The files on your computer are very fragile. They can be destroyed or damaged by a software malfunction, viruses, Trojan worms, physical damage (such as dropping a laptop) and user error.
One of the biggest reasons people neglect backing up is that they don’t know where to start, what tools to use, or how to go about it. They also think it’s going to take a lot of time, cost and effort. There are a lot of different options out there, all with their own merits. Here are just a few of the options that are open to you.
External hard drives with backup software
External hard drives are one of the most popular methods of backup; they can store large quantities of data and they are small, lightweight and portable. These come pre-packaged with software for simple and hassle free copying of files. Many of these drives come with a one-click download option, meaning all you need to do is press a button on the front of the drive or your desktop to begin an automatic backup. The capacity of external hard drives makes them ideal for backing up large volumes of data, and many of these devices simplify the process by including software (or hardware) features to automate the backup. The downside is that if you don’t take the external drive off site then if there is a localised disaster (such as a flood, fire or theft) then it will probably be damaged at the same time as your main system.
USB flash drives
USB flash drives are great for carrying around your data everywhere you go. And storage doesn’t get more compact than these. Advances in flash drives have seen lines of flash drives that come with software similar to that found on large external hard disks for quickly and automatic backing up of data.
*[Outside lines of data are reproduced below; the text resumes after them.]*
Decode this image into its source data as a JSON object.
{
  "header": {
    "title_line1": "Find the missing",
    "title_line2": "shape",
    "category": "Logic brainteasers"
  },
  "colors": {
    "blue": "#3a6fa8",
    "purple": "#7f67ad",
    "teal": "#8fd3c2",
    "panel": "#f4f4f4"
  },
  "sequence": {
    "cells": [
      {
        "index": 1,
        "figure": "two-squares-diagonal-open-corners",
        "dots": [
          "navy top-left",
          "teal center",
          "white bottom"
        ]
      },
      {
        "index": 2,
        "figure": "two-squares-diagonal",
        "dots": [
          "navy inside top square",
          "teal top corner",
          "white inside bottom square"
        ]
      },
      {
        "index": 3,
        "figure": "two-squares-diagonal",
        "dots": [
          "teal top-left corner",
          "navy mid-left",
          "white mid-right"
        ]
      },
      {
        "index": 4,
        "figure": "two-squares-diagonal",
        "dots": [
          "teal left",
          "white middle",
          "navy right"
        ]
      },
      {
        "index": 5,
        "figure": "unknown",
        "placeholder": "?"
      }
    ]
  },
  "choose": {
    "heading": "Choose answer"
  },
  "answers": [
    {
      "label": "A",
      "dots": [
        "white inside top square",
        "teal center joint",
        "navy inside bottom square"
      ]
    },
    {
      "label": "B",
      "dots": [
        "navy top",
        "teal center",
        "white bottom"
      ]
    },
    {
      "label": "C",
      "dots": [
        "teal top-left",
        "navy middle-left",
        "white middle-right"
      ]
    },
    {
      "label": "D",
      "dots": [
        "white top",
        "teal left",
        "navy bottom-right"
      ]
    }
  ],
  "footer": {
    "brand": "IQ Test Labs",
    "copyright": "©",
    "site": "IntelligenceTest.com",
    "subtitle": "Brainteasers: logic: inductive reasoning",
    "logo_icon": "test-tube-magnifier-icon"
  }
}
Of course, if you have a large amount of important data on your computer you’ll probably want some of the previously mentioned bigger capacity solutions to backup your whole system.
Blank CDs and DVDs are a quick and cheap way to create extra copies of important files but they fall short in other areas. Backing up using CDs and DVDs is a slow process. Each time you want to add files to your disk, you must rewrite the entire disk and go through the entire burning process. Backing up to CD/DVDs is time consuming and difficult to automate, so you’ll have to remember to make time to backup. This solution can handle individual backups but may not suit company-wide or business-critical backups.
Windows and Mac Backup/Restore
Both Windows and Mac OS X include backup programs with the operating system that can be used in conjunction with the methods mentioned above.
The most recent version of the backup program included with Windows 7 is a vast improvement and is designed to backup your data to external drives, network drives and DVDs.
If you are a Mac user, these come with a built in program called Time Machine. Backing up your files using this method allows you to easily restore them to a previously saved point. Time Machine, which is in your dock by default and can also be found in the applications menu, can also work in conjunction with any standard USB or external hard drive.
Online file storage solutions are becoming increasingly popular as they allow users to upload their files (off site) to a server for safe keeping. There are several different options. Some online storage solutions are used without ever leaving your Web browser, while others add themselves to My Computer like they’re just another folder. Others install small apps that work in your computer’s background, synchronising your data to the Web without you ever having to do a thing.
In addition to functionality, cost is also an important aspect that you need to consider. Many online services provide a free account with limited online storage space, and provide more space for those that are willing to pay for it. This type of back-up is particularly useful if you want to share files between several users.
There are also companies that will provide remote online, or managed backup service on behalf of the end users. Online backup systems run on a schedule, typically at night while computers aren’t in use. Managed backup services appeal to customers who simply don’t want to, or aren’t able to perform their own backups because they don’t have skilled IT professionals at each site.
Backing up files is a vital part of computer housekeeping and shouldn’t be overlooked. Choosing the correct method of backup and setting it up can be a tricky business. For more information and advice about the best backup available to you call The PC Support Group.
In the next newsletter we’ll look at the importance of the recovery aspects of backup, an often overlooked area.